WORK ORDER: Where a line in the listing below contains the word "title", copy that line.

PROVIDED RECORDS:

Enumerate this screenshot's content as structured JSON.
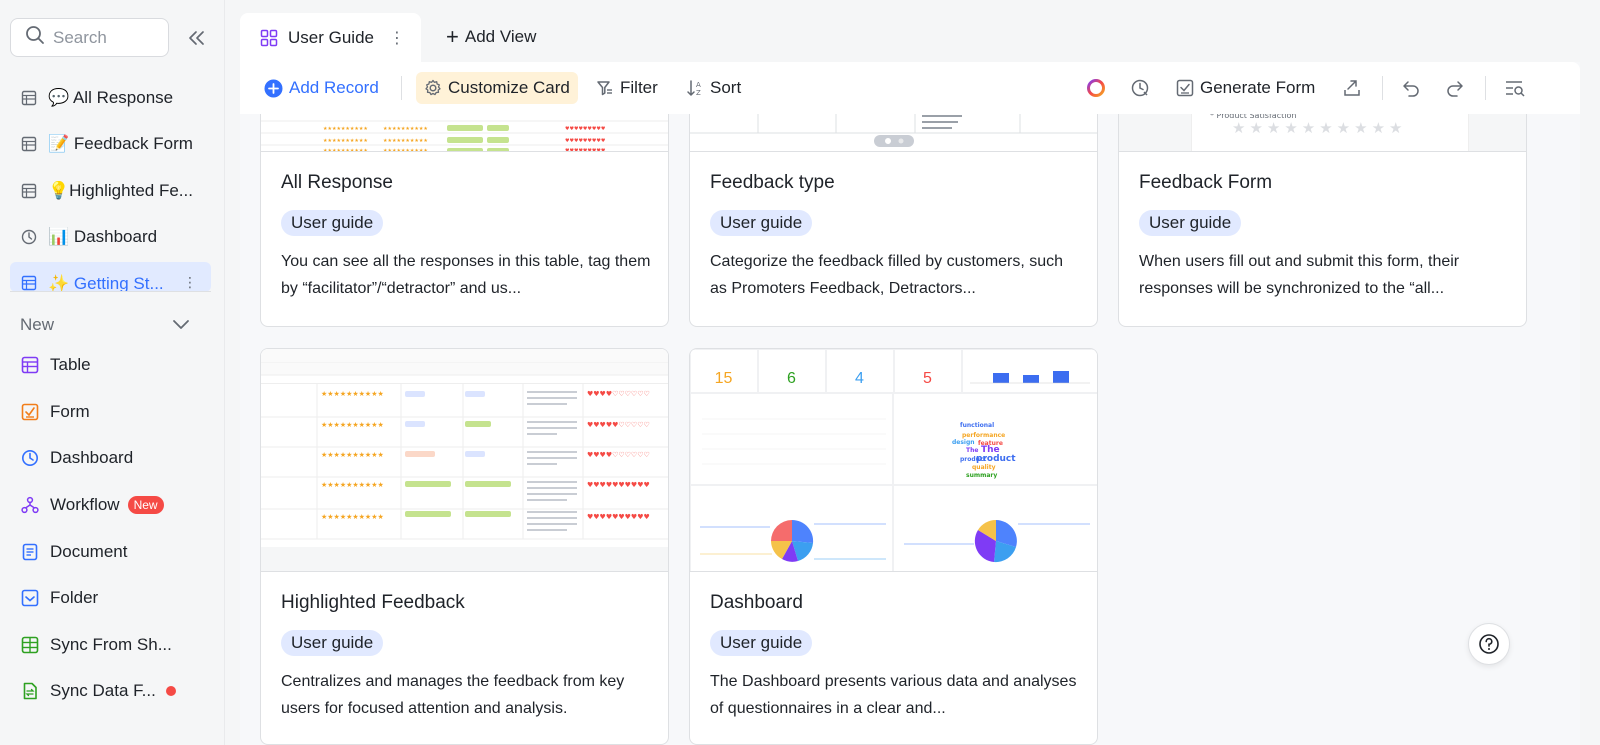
{
  "sidebar": {
    "search_placeholder": "Search",
    "items": [
      {
        "label": "💬 All Response",
        "icon": "table-icon"
      },
      {
        "label": "📝 Feedback Form",
        "icon": "table-icon"
      },
      {
        "label": "💡Highlighted Fe...",
        "icon": "table-icon"
      },
      {
        "label": "📊 Dashboard",
        "icon": "dashboard-icon"
      },
      {
        "label": "✨ Getting St...",
        "icon": "table-icon",
        "active": true
      }
    ],
    "new_label": "New",
    "create": [
      {
        "label": "Table",
        "icon": "table-icon",
        "color": "#7f3bf5"
      },
      {
        "label": "Form",
        "icon": "form-icon",
        "color": "#f27d19"
      },
      {
        "label": "Dashboard",
        "icon": "dashboard-icon",
        "color": "#3370ff"
      },
      {
        "label": "Workflow",
        "icon": "workflow-icon",
        "color": "#7f3bf5",
        "badge": "New"
      },
      {
        "label": "Document",
        "icon": "document-icon",
        "color": "#3370ff"
      },
      {
        "label": "Folder",
        "icon": "folder-icon",
        "color": "#3370ff"
      },
      {
        "label": "Sync From Sh...",
        "icon": "sheet-icon",
        "color": "#2ea121"
      },
      {
        "label": "Sync Data F...",
        "icon": "sync-icon",
        "color": "#2ea121"
      }
    ]
  },
  "tabs": {
    "active": "User Guide",
    "add_view": "Add View"
  },
  "toolbar": {
    "add_record": "Add Record",
    "customize_card": "Customize Card",
    "filter": "Filter",
    "sort": "Sort",
    "generate_form": "Generate Form"
  },
  "cards": [
    {
      "title": "All Response",
      "tag": "User guide",
      "desc": "You can see all the responses in this table, tag them by “facilitator”/“detractor” and us..."
    },
    {
      "title": "Feedback type",
      "tag": "User guide",
      "desc": "Categorize the feedback filled by customers, such as Promoters Feedback, Detractors..."
    },
    {
      "title": "Feedback Form",
      "tag": "User guide",
      "desc": "When users fill out and submit this form, their responses will be synchronized to the “all..."
    },
    {
      "title": "Highlighted Feedback",
      "tag": "User guide",
      "desc": "Centralizes and manages the feedback from key users for focused attention and analysis."
    },
    {
      "title": "Dashboard",
      "tag": "User guide",
      "desc": "The Dashboard presents various data and analyses of questionnaires in a clear and..."
    }
  ],
  "thumb_text": {
    "product_satisfaction": "* Product Satisfaction",
    "stats": [
      "15",
      "6",
      "4",
      "5"
    ],
    "stat_colors": [
      "#f5a623",
      "#2ea121",
      "#3c9ff0",
      "#f54a45"
    ]
  },
  "colors": {
    "accent": "#3370ff",
    "tag_bg": "#e1e9ff",
    "customize_bg": "#fff2d8"
  }
}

ANSWER TO THIS TASK:
      "title": "All Response",
      "title": "Feedback type",
      "title": "Feedback Form",
      "title": "Highlighted Feedback",
      "title": "Dashboard",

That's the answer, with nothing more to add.